This has important implications for the "teaching" of morality.
If desires-as-ends are not dependent on beliefs, and morality is concerned with promoting good desires-as-ends and inhibiting bad desires-as-ends – this suggests that we do not teach morality by altering a person’s beliefs. It is quite possible for a person to hear a logical syllogism that tells him, "X is wrong", know that the premises are true and that the argument is valid, accept the conclusion as true, and simply shrug his shoulders at the conclusion and do X anyway.
The problem is not that he does not believe that X is wrong. The problem is that he does not care. And caring is in the realm of desires, not beliefs.
This goes against a common claim that "a person who knows the good will do the good." All you have to do is to prove to somebody, through calm reason, that X is the right thing to do, and he will do X.
That common claim is true, to some degree, for people who actually have a desire to do the right thing. If somebody has that desire, and a belief that "X is the right thing to do", then he has a motivating reason to do X. Still, the belief without the desire is insufficient.
Each agent only does what fulfills the most and strongest of his own desires given his beliefs. If he does not have a desire to do the right thing, or some set of desires that he can be convinced will be fulfilled if he does X, then he has no motivating reason to do X, regardless of the moral argument.
This does not imply that there is no role for reason in morality. Reason is what tells us what needs to be done, but it does not actually do the work.
In the past, I have compared the practice of morality to the task of changing a tire. You can reason all you want with the flat tire while you sit on the side of the road. That will not get the tire changed. You have to do the work of getting the jack and the tire-iron out and physically changing the tire.
However, reason still has a role to play. Reason tells you why you should change the tire (in terms of the desires-as-means for changing the tire), and how to do so. However, reason alone will not do the work.
The same is true of morality. I argue that morality is concerned with using social forces such as praise, condemnation, reward, and punishment to promote malleable desires that people generally have reason (desires-as-ends) to promote, and inhibit malleable desires that people have reason (desires-as-ends) to inhibit.
Reason alone does not do the work. You have to have people out there praising, condemning, rewarding, and punishing people in the way that reason recommends to do the moral work.
In the absence of moral work being done in the form of praise, condemnation, reward, and punishment, nothing changes. Nothing gets done. That is the arena in which moral work gets done. If people are not in that arena, then they are not doing the moral work. They are leaving that job to others.

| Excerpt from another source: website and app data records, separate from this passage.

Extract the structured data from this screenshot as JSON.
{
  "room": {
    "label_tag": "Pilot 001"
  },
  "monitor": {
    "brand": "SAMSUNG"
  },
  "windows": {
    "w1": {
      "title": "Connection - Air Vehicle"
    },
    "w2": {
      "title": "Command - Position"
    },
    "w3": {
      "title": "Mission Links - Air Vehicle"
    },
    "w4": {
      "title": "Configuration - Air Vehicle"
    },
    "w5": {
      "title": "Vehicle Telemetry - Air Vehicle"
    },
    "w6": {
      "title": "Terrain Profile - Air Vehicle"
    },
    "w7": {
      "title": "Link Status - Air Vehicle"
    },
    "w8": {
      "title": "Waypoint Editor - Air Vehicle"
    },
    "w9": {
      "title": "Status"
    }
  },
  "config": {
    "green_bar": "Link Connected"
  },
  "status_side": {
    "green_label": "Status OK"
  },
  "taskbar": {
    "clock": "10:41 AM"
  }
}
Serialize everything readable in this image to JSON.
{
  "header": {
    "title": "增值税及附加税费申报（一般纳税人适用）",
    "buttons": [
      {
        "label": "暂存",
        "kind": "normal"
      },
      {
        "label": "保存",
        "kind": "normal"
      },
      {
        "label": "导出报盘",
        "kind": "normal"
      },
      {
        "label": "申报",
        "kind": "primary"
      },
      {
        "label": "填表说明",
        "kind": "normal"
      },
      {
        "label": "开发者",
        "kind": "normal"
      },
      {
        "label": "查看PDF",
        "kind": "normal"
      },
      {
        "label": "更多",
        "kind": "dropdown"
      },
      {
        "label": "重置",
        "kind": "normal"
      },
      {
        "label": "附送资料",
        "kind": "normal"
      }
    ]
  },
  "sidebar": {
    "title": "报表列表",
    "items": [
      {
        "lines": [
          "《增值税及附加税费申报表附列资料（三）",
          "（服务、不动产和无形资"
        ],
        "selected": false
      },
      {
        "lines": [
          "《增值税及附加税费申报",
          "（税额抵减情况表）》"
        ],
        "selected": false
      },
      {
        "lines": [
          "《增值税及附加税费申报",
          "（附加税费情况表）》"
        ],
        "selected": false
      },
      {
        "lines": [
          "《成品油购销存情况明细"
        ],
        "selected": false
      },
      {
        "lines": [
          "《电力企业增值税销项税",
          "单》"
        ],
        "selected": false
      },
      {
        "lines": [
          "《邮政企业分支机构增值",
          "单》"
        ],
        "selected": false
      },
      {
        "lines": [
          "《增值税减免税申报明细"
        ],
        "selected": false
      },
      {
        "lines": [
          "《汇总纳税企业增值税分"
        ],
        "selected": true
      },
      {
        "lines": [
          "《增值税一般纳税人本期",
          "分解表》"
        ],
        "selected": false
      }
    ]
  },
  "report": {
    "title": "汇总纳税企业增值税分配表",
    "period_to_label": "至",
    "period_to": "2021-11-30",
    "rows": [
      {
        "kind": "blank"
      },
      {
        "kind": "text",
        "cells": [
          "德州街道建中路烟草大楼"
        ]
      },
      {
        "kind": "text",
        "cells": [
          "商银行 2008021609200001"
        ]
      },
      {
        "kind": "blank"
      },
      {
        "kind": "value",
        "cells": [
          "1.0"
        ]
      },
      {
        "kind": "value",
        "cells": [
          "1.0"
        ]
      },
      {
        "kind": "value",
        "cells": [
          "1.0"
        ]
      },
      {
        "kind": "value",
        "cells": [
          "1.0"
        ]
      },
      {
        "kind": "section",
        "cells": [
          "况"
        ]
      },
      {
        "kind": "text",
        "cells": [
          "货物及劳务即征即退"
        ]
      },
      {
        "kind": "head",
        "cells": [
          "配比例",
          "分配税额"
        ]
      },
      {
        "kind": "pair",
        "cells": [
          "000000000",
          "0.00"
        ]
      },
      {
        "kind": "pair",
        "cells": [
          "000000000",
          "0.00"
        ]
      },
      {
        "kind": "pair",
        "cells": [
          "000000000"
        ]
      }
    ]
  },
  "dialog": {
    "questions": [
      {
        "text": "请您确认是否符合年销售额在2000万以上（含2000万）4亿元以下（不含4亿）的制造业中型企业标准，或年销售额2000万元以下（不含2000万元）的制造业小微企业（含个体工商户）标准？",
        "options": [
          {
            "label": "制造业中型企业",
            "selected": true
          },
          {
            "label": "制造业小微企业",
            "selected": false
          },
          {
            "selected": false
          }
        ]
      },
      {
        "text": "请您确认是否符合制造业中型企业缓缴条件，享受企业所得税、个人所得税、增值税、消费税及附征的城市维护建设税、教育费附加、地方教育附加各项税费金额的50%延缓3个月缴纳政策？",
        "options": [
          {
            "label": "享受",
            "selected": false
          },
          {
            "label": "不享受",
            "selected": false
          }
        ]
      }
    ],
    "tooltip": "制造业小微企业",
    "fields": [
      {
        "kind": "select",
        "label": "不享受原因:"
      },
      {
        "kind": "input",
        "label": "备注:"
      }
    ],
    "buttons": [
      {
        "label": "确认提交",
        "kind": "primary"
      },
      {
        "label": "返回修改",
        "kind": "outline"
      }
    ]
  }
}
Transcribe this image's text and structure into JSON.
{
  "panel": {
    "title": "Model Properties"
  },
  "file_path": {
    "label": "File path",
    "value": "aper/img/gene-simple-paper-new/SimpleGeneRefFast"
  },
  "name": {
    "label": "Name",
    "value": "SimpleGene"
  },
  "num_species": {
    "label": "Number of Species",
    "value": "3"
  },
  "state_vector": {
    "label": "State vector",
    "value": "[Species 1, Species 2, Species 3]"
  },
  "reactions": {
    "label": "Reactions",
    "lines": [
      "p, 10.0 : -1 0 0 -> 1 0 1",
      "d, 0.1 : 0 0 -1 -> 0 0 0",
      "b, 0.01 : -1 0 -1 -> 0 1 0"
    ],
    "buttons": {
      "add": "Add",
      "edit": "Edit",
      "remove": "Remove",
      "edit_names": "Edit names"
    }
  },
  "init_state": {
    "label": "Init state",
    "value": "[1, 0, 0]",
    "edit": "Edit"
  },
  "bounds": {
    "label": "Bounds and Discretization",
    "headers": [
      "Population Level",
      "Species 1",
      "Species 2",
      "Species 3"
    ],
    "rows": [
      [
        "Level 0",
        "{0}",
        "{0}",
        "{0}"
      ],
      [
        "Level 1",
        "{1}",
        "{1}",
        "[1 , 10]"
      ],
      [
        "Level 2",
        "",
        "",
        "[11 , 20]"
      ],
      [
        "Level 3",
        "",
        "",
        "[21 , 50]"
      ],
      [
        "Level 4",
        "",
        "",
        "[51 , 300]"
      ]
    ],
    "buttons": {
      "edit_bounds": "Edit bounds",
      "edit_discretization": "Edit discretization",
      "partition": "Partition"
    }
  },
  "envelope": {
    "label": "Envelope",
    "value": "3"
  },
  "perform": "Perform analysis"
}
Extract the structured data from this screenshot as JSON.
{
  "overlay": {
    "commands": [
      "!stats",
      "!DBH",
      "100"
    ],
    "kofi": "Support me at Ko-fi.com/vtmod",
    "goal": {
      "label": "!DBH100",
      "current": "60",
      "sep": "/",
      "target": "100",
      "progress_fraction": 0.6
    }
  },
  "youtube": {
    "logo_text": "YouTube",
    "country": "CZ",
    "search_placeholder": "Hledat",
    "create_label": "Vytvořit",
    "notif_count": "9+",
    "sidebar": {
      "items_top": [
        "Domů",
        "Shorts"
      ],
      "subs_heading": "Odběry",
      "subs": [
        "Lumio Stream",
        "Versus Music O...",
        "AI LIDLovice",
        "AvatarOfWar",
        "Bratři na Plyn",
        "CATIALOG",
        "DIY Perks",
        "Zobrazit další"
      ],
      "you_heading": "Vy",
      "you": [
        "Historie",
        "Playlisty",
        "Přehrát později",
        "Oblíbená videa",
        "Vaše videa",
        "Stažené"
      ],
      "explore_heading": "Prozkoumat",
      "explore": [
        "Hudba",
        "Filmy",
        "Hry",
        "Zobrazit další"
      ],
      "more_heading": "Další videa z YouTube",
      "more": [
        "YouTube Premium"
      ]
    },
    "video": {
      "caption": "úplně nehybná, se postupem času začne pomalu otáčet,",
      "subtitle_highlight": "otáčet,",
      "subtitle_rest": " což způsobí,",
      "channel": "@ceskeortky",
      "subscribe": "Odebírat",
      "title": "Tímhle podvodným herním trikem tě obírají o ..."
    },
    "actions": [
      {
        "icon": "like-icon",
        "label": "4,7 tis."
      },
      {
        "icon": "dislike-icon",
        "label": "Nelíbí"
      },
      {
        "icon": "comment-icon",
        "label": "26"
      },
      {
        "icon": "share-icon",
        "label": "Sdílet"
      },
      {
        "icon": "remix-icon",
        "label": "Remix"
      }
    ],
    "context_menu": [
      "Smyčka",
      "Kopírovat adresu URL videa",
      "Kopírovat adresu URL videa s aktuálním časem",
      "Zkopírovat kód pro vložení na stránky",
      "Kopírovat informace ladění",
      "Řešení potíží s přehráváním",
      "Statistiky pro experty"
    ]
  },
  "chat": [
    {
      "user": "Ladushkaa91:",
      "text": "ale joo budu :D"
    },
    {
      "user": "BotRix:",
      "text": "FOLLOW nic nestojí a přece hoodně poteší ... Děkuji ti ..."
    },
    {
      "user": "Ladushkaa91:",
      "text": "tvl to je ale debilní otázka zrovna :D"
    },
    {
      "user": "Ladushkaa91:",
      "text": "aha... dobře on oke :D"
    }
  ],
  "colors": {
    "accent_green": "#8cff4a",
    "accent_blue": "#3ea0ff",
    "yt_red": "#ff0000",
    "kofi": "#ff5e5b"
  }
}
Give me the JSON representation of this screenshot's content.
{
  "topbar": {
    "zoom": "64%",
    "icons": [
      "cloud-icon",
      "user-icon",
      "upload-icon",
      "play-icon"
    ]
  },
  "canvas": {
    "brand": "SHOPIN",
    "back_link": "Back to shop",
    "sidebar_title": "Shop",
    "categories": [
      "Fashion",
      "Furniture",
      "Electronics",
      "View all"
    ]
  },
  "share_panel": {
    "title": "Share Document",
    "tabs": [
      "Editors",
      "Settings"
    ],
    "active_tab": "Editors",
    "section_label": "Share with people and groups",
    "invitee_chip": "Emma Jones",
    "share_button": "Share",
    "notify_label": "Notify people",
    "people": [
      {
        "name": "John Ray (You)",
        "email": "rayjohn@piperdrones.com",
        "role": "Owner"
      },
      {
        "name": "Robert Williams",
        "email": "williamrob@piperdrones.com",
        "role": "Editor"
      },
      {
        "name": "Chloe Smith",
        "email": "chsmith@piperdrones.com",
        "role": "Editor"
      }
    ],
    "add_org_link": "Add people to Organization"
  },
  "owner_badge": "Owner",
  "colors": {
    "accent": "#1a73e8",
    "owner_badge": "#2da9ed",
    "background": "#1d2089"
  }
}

In my next post, I will look at what the moral work consists of, particularly on issues relevant to secularists and atheists.